(Extracted data):
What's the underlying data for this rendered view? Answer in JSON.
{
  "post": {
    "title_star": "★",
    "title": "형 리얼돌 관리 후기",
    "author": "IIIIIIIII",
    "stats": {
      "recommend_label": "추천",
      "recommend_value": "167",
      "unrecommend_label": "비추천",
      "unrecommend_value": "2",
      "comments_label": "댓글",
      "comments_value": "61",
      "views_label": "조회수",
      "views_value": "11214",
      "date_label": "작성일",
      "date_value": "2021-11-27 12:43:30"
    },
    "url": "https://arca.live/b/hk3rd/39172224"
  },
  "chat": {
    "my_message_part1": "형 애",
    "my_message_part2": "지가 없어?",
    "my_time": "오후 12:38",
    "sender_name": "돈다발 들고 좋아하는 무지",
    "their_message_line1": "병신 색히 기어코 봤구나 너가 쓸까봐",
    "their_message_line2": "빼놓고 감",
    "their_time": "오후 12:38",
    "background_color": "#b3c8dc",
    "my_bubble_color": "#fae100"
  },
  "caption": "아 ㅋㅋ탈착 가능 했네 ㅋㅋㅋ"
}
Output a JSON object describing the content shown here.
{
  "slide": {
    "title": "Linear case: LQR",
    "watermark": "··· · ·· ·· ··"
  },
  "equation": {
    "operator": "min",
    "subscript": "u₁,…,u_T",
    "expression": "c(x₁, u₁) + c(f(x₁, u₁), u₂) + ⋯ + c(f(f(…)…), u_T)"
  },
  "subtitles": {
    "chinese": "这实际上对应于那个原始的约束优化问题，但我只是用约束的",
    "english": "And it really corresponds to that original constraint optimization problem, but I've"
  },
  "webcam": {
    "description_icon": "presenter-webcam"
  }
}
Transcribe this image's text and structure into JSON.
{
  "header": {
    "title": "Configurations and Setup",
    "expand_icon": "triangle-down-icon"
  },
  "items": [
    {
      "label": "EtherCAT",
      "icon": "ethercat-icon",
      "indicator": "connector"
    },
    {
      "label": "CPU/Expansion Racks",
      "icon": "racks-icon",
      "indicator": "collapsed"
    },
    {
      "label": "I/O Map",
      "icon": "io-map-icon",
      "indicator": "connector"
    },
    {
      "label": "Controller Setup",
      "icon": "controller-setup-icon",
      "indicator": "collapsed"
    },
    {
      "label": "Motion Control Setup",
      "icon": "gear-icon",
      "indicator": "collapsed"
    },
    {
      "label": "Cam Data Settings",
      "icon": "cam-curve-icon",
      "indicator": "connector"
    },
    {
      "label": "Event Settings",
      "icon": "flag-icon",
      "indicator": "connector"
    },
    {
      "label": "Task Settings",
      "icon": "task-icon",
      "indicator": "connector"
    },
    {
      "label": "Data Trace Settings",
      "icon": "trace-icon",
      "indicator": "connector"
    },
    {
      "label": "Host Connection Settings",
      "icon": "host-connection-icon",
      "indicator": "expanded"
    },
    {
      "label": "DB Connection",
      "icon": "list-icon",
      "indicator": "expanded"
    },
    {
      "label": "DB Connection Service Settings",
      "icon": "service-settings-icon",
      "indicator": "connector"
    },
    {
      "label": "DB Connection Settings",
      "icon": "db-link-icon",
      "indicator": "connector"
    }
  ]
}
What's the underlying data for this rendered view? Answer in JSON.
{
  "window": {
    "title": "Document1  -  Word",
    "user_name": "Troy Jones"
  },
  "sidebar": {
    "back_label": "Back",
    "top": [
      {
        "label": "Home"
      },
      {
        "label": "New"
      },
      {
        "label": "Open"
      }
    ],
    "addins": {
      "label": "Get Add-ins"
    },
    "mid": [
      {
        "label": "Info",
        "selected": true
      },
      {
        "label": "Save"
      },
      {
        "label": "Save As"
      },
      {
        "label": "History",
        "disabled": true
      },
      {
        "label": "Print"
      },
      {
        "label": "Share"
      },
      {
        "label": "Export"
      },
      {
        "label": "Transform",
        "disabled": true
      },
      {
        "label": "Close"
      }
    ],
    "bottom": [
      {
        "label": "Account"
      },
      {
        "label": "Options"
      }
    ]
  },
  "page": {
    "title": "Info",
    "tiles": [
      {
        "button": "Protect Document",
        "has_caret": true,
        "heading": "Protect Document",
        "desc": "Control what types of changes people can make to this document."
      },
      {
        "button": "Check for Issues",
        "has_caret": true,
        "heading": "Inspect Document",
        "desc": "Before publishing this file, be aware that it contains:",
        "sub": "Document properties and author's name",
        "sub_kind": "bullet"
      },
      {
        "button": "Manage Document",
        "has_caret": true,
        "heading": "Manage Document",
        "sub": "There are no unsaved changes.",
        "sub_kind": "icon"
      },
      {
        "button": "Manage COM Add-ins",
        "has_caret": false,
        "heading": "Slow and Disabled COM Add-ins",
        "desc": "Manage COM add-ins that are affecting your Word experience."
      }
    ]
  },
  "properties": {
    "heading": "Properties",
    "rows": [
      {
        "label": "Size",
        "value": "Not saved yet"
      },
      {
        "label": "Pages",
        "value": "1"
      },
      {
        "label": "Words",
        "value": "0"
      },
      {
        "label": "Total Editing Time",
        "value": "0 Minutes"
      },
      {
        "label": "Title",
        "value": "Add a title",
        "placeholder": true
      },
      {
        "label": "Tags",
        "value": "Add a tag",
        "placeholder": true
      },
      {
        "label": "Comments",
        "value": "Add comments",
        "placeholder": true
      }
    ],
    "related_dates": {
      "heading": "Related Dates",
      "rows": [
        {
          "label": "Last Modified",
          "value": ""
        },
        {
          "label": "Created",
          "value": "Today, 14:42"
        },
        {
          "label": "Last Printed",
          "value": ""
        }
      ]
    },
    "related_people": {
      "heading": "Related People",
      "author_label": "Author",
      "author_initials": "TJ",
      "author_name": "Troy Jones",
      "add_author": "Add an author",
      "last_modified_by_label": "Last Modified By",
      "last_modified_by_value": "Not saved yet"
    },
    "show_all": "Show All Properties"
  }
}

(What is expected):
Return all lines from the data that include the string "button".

(Written answer):
        "button": "Protect Document",
        "button": "Check for Issues",
        "button": "Manage Document",
        "button": "Manage COM Add-ins",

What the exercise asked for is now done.